The effect is a very large flow of migrants into London and a (largely)
compensating flow of existing inhabitants from London to the South-East
This is one of the key factors driving the demand for new housing in the
“growth areas” (see paragraph 7 above).
These complex migration flows make it difficult to predict the housing
requirements in each region. However,
the ODPM has published a regional breakdown of household projections
to 2021 based on 65,000 per annum net migration (column 3 below).
Column 4 below shows the increased numbers based on actual migration
levels of 158,000[x]
and column 5 shows the number of additional houses which will be required
at this level of net migration over and above existing plans.

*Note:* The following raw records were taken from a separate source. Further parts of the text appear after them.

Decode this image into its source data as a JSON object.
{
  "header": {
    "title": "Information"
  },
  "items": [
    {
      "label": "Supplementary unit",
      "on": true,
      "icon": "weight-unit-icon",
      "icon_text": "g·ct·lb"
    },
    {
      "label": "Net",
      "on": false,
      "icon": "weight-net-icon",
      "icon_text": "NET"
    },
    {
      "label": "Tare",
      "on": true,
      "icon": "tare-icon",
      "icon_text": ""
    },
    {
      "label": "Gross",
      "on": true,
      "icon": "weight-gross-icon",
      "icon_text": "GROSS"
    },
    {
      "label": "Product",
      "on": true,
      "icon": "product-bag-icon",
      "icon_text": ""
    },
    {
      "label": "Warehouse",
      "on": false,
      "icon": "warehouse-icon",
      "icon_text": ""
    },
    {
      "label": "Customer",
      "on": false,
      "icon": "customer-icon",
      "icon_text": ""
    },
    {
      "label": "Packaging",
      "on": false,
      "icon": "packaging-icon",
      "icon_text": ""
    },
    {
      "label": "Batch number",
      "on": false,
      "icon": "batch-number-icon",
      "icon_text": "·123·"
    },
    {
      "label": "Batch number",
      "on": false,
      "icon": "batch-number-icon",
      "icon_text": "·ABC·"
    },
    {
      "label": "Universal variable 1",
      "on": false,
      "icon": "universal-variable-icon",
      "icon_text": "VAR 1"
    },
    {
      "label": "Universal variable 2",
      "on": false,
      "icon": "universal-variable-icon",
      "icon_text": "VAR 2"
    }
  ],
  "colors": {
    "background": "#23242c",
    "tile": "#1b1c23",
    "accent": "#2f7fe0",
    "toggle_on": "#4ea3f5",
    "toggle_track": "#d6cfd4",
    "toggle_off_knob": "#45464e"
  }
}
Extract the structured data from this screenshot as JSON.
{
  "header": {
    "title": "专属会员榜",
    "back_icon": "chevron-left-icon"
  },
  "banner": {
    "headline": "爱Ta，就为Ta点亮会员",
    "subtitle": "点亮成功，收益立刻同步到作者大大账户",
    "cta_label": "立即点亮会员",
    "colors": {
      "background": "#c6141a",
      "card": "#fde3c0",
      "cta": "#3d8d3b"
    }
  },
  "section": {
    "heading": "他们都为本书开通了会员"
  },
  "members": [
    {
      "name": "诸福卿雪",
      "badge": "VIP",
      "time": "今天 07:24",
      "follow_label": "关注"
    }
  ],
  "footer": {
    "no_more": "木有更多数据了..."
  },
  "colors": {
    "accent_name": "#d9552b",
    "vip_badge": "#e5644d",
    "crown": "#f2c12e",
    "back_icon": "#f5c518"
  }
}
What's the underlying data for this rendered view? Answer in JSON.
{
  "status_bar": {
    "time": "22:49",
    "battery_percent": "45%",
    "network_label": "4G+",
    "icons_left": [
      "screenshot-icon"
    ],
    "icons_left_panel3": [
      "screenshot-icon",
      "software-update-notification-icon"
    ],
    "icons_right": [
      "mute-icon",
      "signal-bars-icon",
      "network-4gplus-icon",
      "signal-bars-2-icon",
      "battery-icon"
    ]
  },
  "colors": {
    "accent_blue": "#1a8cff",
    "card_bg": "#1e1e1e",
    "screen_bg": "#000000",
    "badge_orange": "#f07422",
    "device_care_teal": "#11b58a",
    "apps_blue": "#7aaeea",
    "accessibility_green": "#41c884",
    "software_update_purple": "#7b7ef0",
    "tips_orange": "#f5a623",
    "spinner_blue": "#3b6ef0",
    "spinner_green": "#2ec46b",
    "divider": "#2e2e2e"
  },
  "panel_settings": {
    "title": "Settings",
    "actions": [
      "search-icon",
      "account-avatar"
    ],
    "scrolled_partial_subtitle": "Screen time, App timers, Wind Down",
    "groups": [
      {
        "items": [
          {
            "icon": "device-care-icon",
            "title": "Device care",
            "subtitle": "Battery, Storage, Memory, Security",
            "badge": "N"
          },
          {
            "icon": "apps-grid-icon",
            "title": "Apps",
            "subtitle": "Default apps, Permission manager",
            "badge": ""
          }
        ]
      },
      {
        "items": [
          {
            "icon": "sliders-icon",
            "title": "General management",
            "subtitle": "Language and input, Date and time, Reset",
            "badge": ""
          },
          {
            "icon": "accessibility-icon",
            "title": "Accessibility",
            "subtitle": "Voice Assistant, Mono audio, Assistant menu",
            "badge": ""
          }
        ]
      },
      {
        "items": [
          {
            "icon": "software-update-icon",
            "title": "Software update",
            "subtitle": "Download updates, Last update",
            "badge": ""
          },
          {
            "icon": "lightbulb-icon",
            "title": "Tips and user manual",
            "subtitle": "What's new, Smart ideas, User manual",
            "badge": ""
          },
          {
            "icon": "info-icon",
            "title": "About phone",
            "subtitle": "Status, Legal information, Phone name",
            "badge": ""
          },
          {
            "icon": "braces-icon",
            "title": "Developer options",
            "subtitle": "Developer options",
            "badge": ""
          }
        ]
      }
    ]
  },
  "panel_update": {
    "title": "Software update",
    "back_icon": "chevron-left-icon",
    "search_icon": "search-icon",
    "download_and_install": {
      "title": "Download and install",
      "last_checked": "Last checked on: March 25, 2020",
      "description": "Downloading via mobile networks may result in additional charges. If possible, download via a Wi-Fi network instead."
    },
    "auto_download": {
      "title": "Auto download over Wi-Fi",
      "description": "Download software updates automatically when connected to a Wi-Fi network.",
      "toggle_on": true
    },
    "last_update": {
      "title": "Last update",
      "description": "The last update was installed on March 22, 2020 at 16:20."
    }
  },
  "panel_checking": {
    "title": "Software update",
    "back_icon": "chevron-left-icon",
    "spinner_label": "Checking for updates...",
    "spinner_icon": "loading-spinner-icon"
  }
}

14. As can be seen from the above we estimate that over 410,000 new homes will be required in the London and the South East – over and above existing plans. Yet the House of Commons Committee, ODPM: Housing, Planning, Local Government and the Regions has already concluded, referring to the four South-East region growth areas, that “…..the impact of such a housing programme on the environment could be unsustainable”.[xi]
24 March 2004
[i] Households equate roughly to dwellings. Occasionally there are two households sharing one dwelling..
[ii] Office of the Deputy Prime Minister, Projections of Households in England 2021 - available at the website http://www.odpm.gov.uk/stellent/groups/odpm_housing/documents/page/odpm_house_604206.hcsp
[iii] Net inward migration is the estimate of the number of people who either enter the UK for a period of more than one year or who extend their stay in the UK to more than a year less those who leave the UK for more than a year or who extends their overseas stay for more than one year.
[iv] Housing figures quoted in this paper are for England only – net migration figures are for the UK as a whole but international migration flows to England were similar to (slightly exceeded) the UK as a whole in the period 1992-2001.
[v] Baroness Cox asked: “what according to sensitivity analysis accompanying the most recent household projections would be the effect of immigration at a level of 103,000 people per year; and what would be the effect of a level of 155,000 people per year on the forecast household formation” – In response the Minister of State, the Office of the Deputy Prime Minister (Rt. Hon. Lord Rooker) said “The 1996 based household projections showed that the number of households in England were projected to grow from 20.2 million in 1996 to 24 million in 2021 – an increase of 3.8 million or 19 per cent. The sensitivity analysis shows that increasing the net international migration from 66,000 to 103,000 per year would increase the projected number of households over the same period by 416,000. It is not possible to estimate the effect of net international migration of around 158,000 per year.” The reason for small discrepancy with the figures quoted in the body of the report is that Minister assumed that that the baseline used in the projections was 66,000 per annum instead of the 65,000 actually used.
[vi] Source: “Sustainable Communities” – ODPM 2003
[vii] Extracts from “Sustainable Communities” – ODPM 2003
[viii] Source: ONS – Total International Migration time series 1992-2001 area of destination or origin in the UK
[ix] Inflows and outflows of people to London are shown on page 21 of the London Analytical Report available from the Prime Minister’s Strategy Unit web-site at http://www.strategy.gov.uk/files/pdf/ar_full.pdf. (Overseas inflows to London are 200,000 per annum and outflows of London residents to the rest of the UK 230,000 per annum).
[x] Assumes increased number of homes are spread across the Regions in proportion to the original projections.
[xi] Planning for Sustainable Housing and Communities, Communities in the South-East